Yesterday this lady’s daughter of 31 years wrote about her decision to potentially never have any children. Click here to read “No Kids… No Regrets”. Today we hear her opinion… as a grandmother not to be…
Every story has two sides to it…On the one hand, a grandmother wants her daughter to be happy and have a life filled with memories and family life; On the other, the 30 something year old daughter doesn’t intend on having children. How to deal with such a delicate issue?
When I found out that my 32 year old daughter didn’t want to have children I was upset, not only for myself but for her husband who is not 100% sure if that’s what he really wants. I can only feel that if they make this decision in their 30’s – they may regret it when they are in their 40’s when it will perhaps be too late to become parents.
So what if they can travel and be financially better off, have a good career, better home without juggling kids/career/hobbies but they will not experience the joy of Christmas morning with children opening presents from Santa or saying “I love you Mummy/Daddy” or reading to them before they go to sleep. My daughter will never know the joy of holding her newborn baby and realizing that this little person is a part of her and the sheer joy of knowing that she helped create this perfect little baby. She says she doesn’t feel maternal but how can I tell her that her feelings will change when she has her own children?
When I am with my friends and they talk about their grand-children I feel left out of the conversation. My friends say that having grand-children means so much more to them than when they had their own children and they feel an immense love they can’t remember having with their own children. I am sad because I’m missing out on something so special.
And now I’m having guilty feelings that maybe it’s because of me that she doesn’t want children. She could see all the mistakes I made raising children and it’s turned her off ever being a mother!
No mother is perfect and when we become mothers for the first time we really don’t know what we’re doing, hopefully we have good role models in our mothers, sisters or friends who can give reassurance and guidance.
My daughter will never know the joy of looking at her own daughter and hearing her say “That was the best thing I have ever done!” after her first day rowing on the river.
And when she’s an old woman in her 80’s who is going to check on her, take her shopping or visits to the doctor for check-ups or just sit and have a cup of tea and chat about times past as I did with my own mother.

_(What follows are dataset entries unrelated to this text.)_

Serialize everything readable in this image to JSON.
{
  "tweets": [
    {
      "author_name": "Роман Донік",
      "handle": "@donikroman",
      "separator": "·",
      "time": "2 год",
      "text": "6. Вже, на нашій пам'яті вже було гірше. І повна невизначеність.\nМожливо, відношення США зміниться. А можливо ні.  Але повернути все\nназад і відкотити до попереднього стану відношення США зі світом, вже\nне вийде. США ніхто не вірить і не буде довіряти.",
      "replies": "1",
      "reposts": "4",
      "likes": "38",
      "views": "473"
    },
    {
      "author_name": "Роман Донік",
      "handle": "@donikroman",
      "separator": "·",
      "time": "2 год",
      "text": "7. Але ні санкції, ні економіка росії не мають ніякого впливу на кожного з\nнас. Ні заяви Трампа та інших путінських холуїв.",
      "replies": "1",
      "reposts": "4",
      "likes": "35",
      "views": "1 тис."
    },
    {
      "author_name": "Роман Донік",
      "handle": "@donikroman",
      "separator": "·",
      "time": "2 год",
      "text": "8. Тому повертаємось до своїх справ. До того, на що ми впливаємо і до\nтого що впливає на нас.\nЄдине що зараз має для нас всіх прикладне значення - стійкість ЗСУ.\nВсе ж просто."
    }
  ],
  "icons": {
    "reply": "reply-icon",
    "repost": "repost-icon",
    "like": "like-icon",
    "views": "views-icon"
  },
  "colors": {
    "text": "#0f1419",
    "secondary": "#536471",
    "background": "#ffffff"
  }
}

I may not be well off financially, travelled extensively or have the perfect home, but I do have memories of happy little children laughing and playing in our back yard with their friends and neighbours. Sure, life was busy raising children but somehow I muddled through as most mothers do as I know she would too.